Gumbs invited me to tea, which I assumed meant a cup of tea and maybe a cookie. Instead, he filled a table with enough finger foods for a small wedding party. When I told him I could stay for around an hour he looked at me skeptically and said that we we would need about an hour and a half to talk about Anguilla, so I settled in with a cup of tea and a plate of meatballs. Here are some important things I learned: There are very few secrets on the island. Most residents know what everyone is up to, for better or worse. The island didn’t have electricity until the late 1960s and early 1970s. Before tourism, the main industry was salt. There was a revolution in Anguilla in 1967 to secede from St. Kitts and establish a direct relationship with England.
But for me, the most interesting part of afternoon tea was getting his take on why Anguilla was different from other Caribbean islands.
“I think we are still a bit more unique than the other islands,” he said. “We have great manners, respect, we’re open to people, and welcoming. Those are the things that are important. We still have those values.”
Steele-Rogers and Craig, the former Bostonians who now own the exercise studio in Anguilla, were kind enough to play tour guides and took me around the island. We saw everything from the Anguilla Arch, a natural limestone rock formation, to Nat’s, a roadside restaurant that resembles an orange clubhouse. I had a lot of johnnycakes while on Anguilla (don’t judge), but my favorites came from Nat’s. One of the most important lessons Steele-Rogers and Craig taught me is that some of the best food on the island can be had at nondescript places, such as the Indian food in a blink-and-you’ll-miss-it strip of tiny restaurant stalls, or drinks from the gentleman who sits on a bench and sells pouches of slushy cocktails out of a cooler in the Village.
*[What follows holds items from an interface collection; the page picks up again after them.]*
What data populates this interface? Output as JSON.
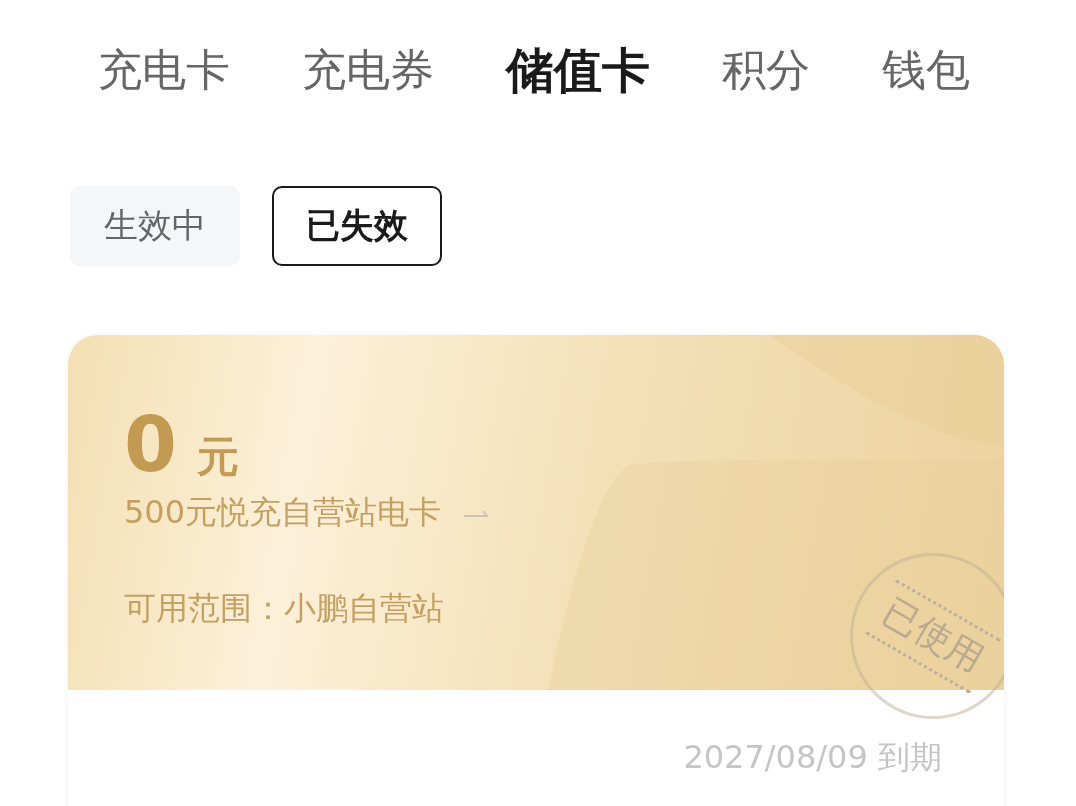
{
  "tabs": [
    {
      "label": "充电卡",
      "selected": false
    },
    {
      "label": "充电券",
      "selected": false
    },
    {
      "label": "储值卡",
      "selected": true
    },
    {
      "label": "积分",
      "selected": false
    },
    {
      "label": "钱包",
      "selected": false
    }
  ],
  "filters": [
    {
      "label": "生效中",
      "selected": false
    },
    {
      "label": "已失效",
      "selected": true
    }
  ],
  "cards": [
    {
      "amount": "0",
      "unit": "元",
      "name": "500元悦充自营站电卡",
      "scope": "可用范围：小鹏自营站",
      "stamp": "已使用",
      "expiry": "2027/08/09 到期"
    }
  ]
}
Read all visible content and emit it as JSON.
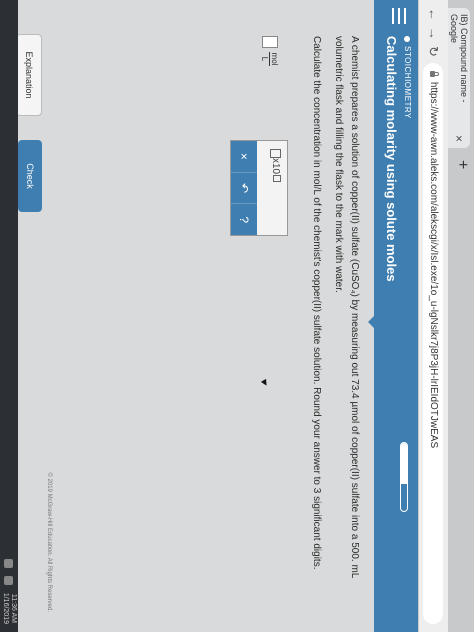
{
  "browser": {
    "tab_title": "IB) Compound name - Google",
    "tab_close": "×",
    "new_tab": "+",
    "url": "https://www-awn.aleks.com/alekscgi/x/Isl.exe/1o_u-lgNslkr7j8P3jH-lrIEIdOTJwEAS"
  },
  "aleks": {
    "topic": "STOICHIOMETRY",
    "title": "Calculating molarity using solute moles",
    "progress_fraction": 0.6
  },
  "question": {
    "line1": "A chemist prepares a solution of copper(II) sulfate (CuSO₄) by measuring out 73.4 µmol of copper(II) sulfate into a 500. mL volumetric flask and filling the flask to the mark with water.",
    "line2": "Calculate the concentration in mol/L of the chemist's copper(II) sulfate solution. Round your answer to 3 significant digits."
  },
  "answer": {
    "unit_top": "mol",
    "unit_bottom": "L",
    "sci_base": "x10"
  },
  "tools": {
    "clear": "×",
    "undo": "↶",
    "help": "?"
  },
  "footer": {
    "explanation": "Explanation",
    "check": "Check",
    "copyright": "© 2019 McGraw-Hill Education. All Rights Reserved."
  },
  "taskbar": {
    "time": "11:36 AM",
    "date": "1/16/2019"
  },
  "colors": {
    "accent": "#3f7eb0"
  }
}
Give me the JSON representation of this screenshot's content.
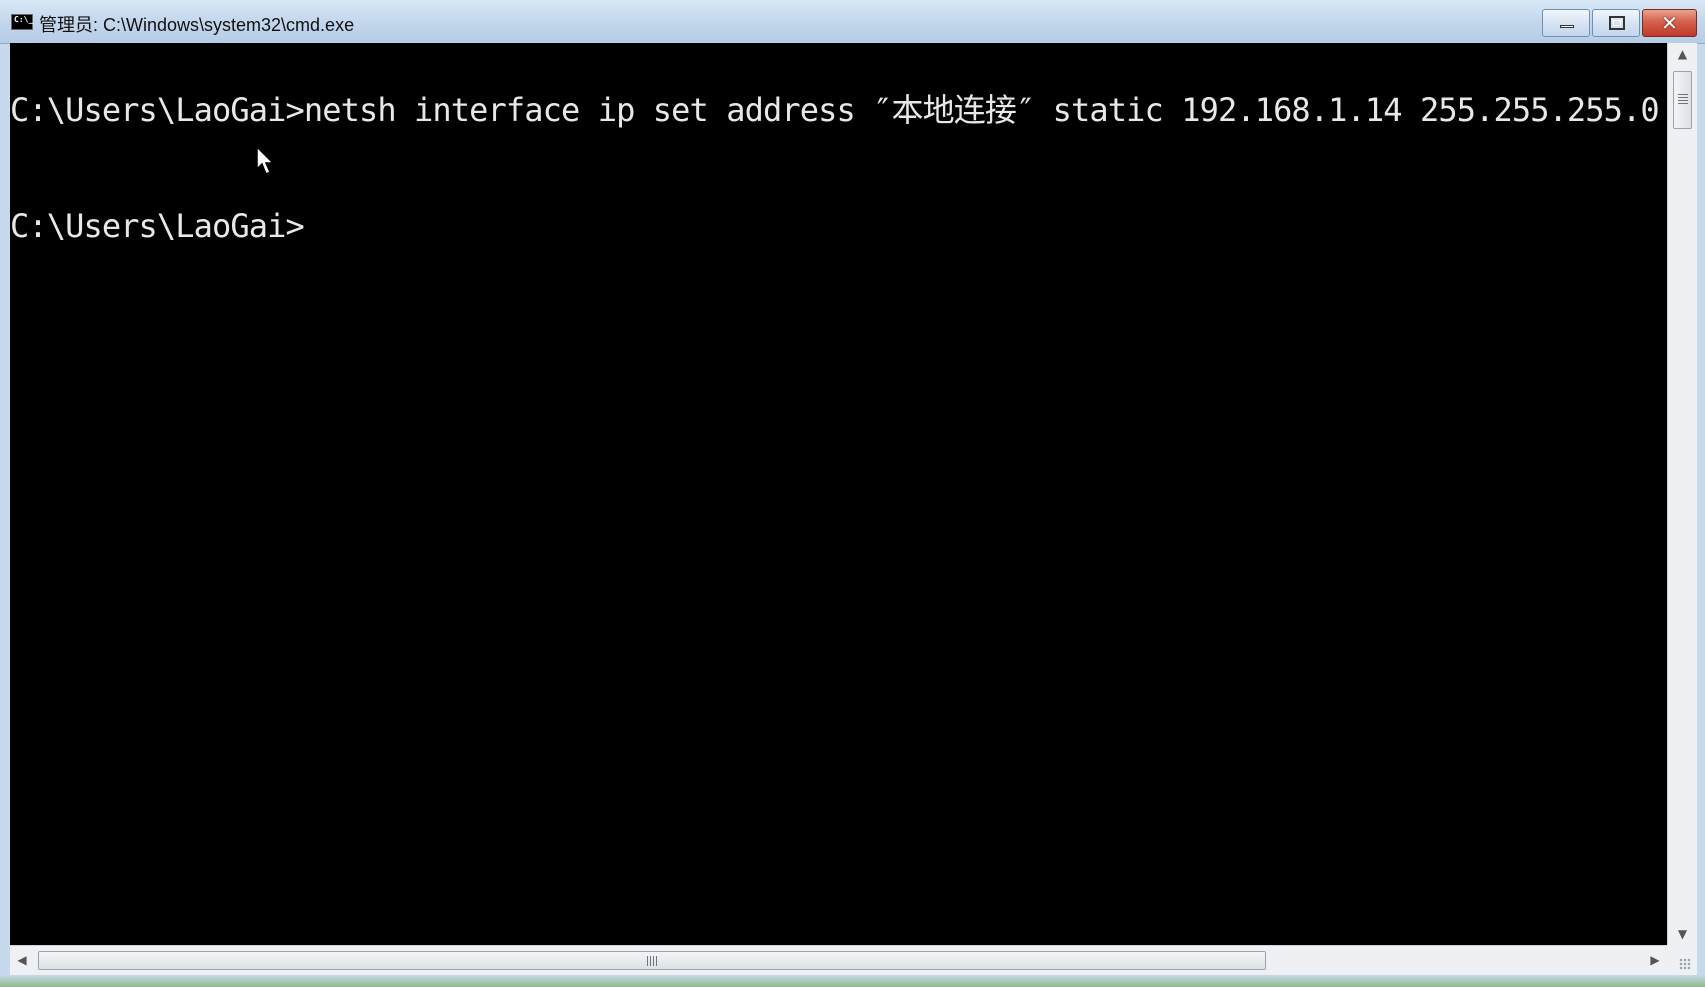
{
  "window": {
    "title": "管理员: C:\\Windows\\system32\\cmd.exe",
    "icon": "cmd-icon",
    "icon_text": "C:\\_",
    "controls": {
      "minimize_icon": "minimize-icon",
      "maximize_icon": "maximize-icon",
      "close_icon": "close-icon",
      "close_glyph": "✕"
    }
  },
  "console": {
    "lines": [
      "C:\\Users\\LaoGai>netsh interface ip set address ″本地连接″ static 192.168.1.14 255.255.255.0",
      "C:\\Users\\LaoGai>"
    ],
    "background": "#000000",
    "foreground": "#e8e8e8"
  },
  "scrollbars": {
    "vertical": {
      "up_arrow": "▲",
      "down_arrow": "▼"
    },
    "horizontal": {
      "left_arrow": "◀",
      "right_arrow": "▶"
    }
  },
  "colors": {
    "titlebar": "#c3d7ec",
    "close_button": "#c0392b"
  }
}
We tried restaurants such as the Straw Hat, Olas Tacos, and the legendary Sharky’s Restaurant. All recommended. But my favorite options were the beach clubs. At Blanchards Beach Shackyou can dine, drink, and rent a beach chair and umbrella for $5 for the day. I was most smitten with the SunShine Shack on Rendezvous Bay. It really is a collection of shacks, plus a few tables, and a tidy parade of lounge chairs. I swam, I ate the best chicken I’d ever tasted, I drank rum punch, and got sunburnt. In other words, it was an authentic Caribbean day.